Eurycea arenicola  Carolina Sandhills Salamander (1 larva)

Pseudotriton m. montanus  Eastern Mud Salamander (1 adult)

Acris gryllus  Southern Cricket Frog (several seen and heard)

Hyla andersonii  Pines Barrens Treefrog (a few heard)

Pseudacris crucifer  Spring Peeper (tadpoles seen)

Rana [Lithobates] clamitans  Green Frog (a few heard; a few tadpoles seen)

Rana sphenocephala  Southern Leopard Frog (many tadpoles seen)

Reptiles

Kinosternon s. subrubrum  Eastern Mud Turtle (1 juv.)

Sceloporus undulatus  Eastern Fence Lizard (1 adult)

Cnemidophorus sexlineatus  Six-lined Racerunner (1 dead adult)

Eumeces [Plestiodon] fasciatus  Five-lined Skink (1 adult)

Eumeces [Plestiodon] inexpectatus  Southeastern Five-lined Skink (1 juv.)

Heterodon platirhinos  Eastern Hognose Snake (1 adult female DOR)

Pituophis m. melanoleucus  Northern Pine Snake (1 telemetered adult male)

Birds

Aix sponsa  Wood Duck

Colinus virginianus  Northern Bobwhite

Zenaida macroura  Mourning Dove

Archilochus colubris  Ruby-throated Hummingbird

Cathartes aura  Turkey Vulture

Colaptes auratus  Northern Flicker

Dryobates pubescens  Downy Woodpecker

Melanerpes carolinus  Red-bellied Woodpecker

Tyrannus tyrannus  Eastern Kingbird

Lanius ludovicianus  Loggerhead Shrike

Vireo flavifrons  Yellow-throated Vireo

Vireo griseus  White-eyed Vireo

Vireo olivaceus  Red-eyed Vireo

Corvus brachyrhynchos  American Crow

Cyanocitta cristata  Blue Jay

Baeolophus bicolor  Tufted Titmouse

Poecile carolinensis  Carolina Chickadee

Tachycineta bicolor  Tree Swallow

Sitta pusilla  Brown-headed Nuthatch

Thryothorus ludovicianus  Carolina Wren

Polioptila caerulea  Blue-Gray Gnatcatcher

Turdus migratorius  American Robin

Dumetella carolinensis  Gray Catbird

Mimus polyglottos  Northern Mockingbird

Sialia sialis  Eastern Bluebird

Haemorhous mexicanus  House Finch

Spinus tristis  American Goldfinch

Peucaea aestivalis  Bachman’s Sparrow

Pipilo erythrophthalmus  Eastern Towhee

Spizella passerina  Chipping Sparrow

Spizella pusilla  Field Sparrow

Icterus spurius  Orchard Oriole

Parkesia motacilla  Louisiana Waterthrush

Setophaga americana Northern Parula

Setophaga discolor  Prairie Warbler

Setophaga dominica  Yellow-throated Warbler

Setophaga pinus  Pine Warbler
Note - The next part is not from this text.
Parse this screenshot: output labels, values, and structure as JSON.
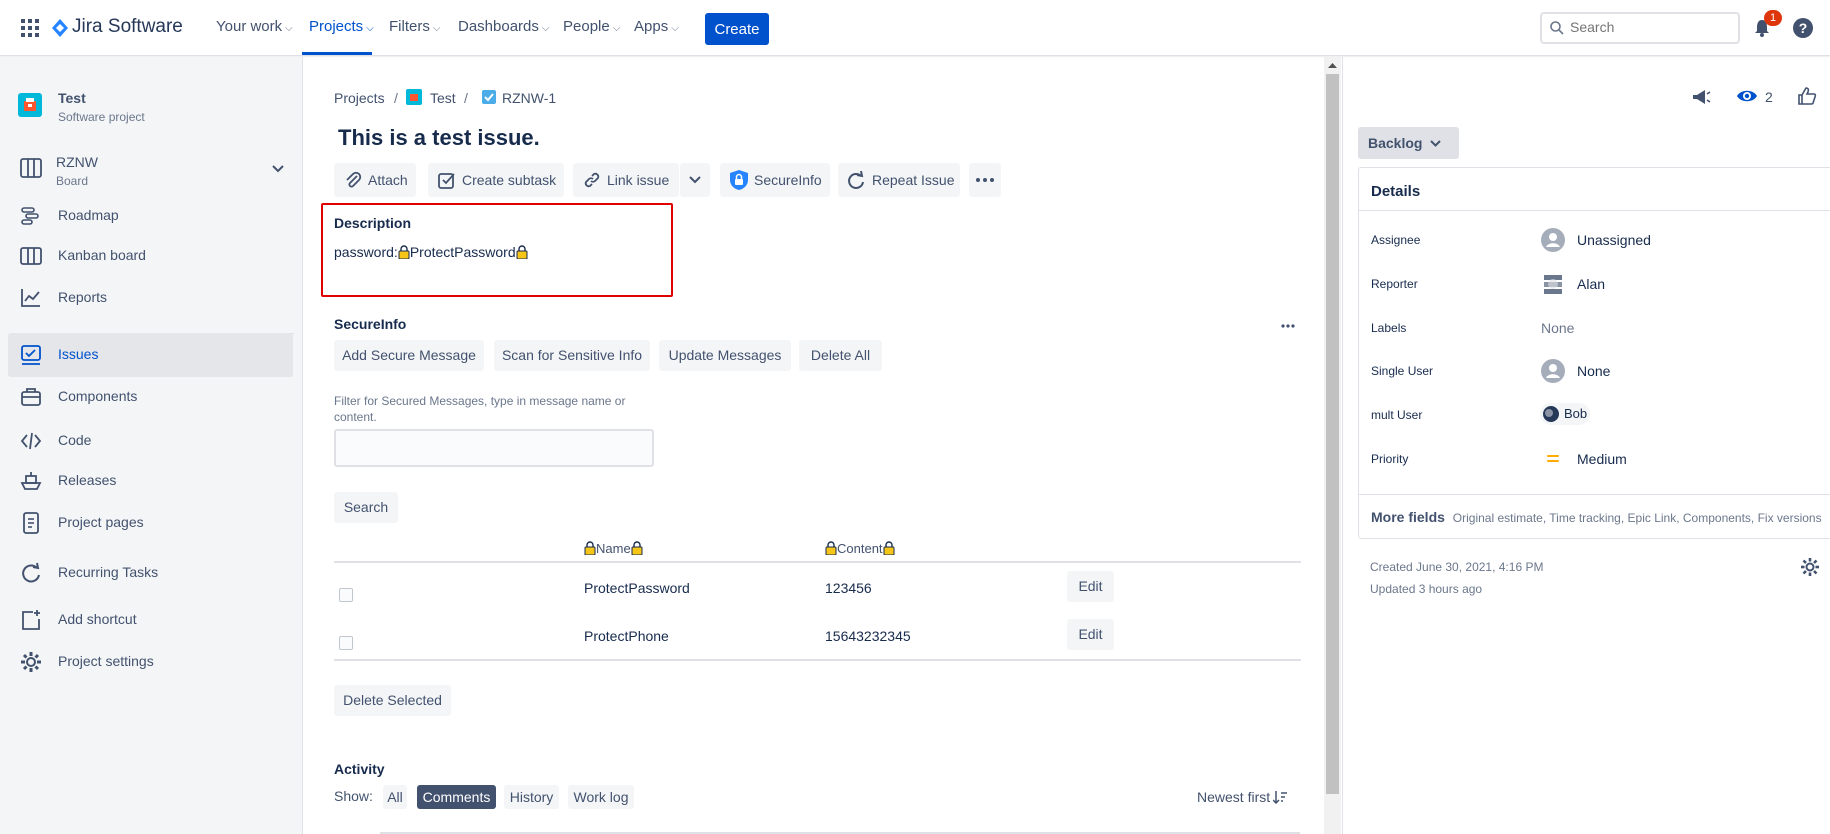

Setophaga ruticilla  American Redstart

Cardinalis cardinalis  Northern Cardinal

Mammals

Sigmodon hispidus  Hispid Cotton Rat

Ways to Help Vultures

i Nov 29, 2022 No Comments by
Authored by  Kyra Thurow Bartow.
Vultures are vital for our ecosystems. As many of them are obligate scavengers, vultures help to keep ecosystems clean of decaying matter. They also provide disease control as their extremely acidic stomachs as well as special enzymes can help destroy anthrax, tuberculosis, botulism, cholera, and rabies. Vulture populations throughout Africa, Europe, and Asia have plummeted by up to 99% since 1990, and vultures often encounter persecution throughout the entire world. Here are some ways you can help vultures:
1. Tell people about how important and cool vultures are!
2. Get a different perspective on vultures by following some social media accounts:
– Andy N. Condor (Andean Condor) from the Tracy Aviary
– George the Vulture (Turkey Vulture) from the American Eagle Foundation
– Bash the Vulture (Black Vulture) from the American Eagle Foundation
3. Support Association of Zoos and Aquariums (AZA) facilities. These organizations are required to have conservation actions in order to be accredited under the AZA umbrella. One such project is called AZA SAFE (Saving Animals from Extinction), with a focus on African Vultures. They have partnered with the Denver Zoo, NC Zoo, VulPro, Kalahari Research and Conservation, and the Peregrine Fund in order to have people on the ground in Africa looking into how to save their vultures. Visit these websites for more information:
– AZA SAFE African Vultures
– Raptor TAG
4. If you are a hunter or know a hunter, have them switch to copper bullets rather than lead bullets. Better for people and vultures!
5. Celebrate International Vulture Awareness Day! This occurs on the first Saturday of September each year.

6. Tell your local government about your commitment to vultures and vulture-safe practices.

Close-up of Turkey Vulture

Turkey Vulture photo by Bartow

Close-up of Black Vulture

Black Vulture photo by Bartow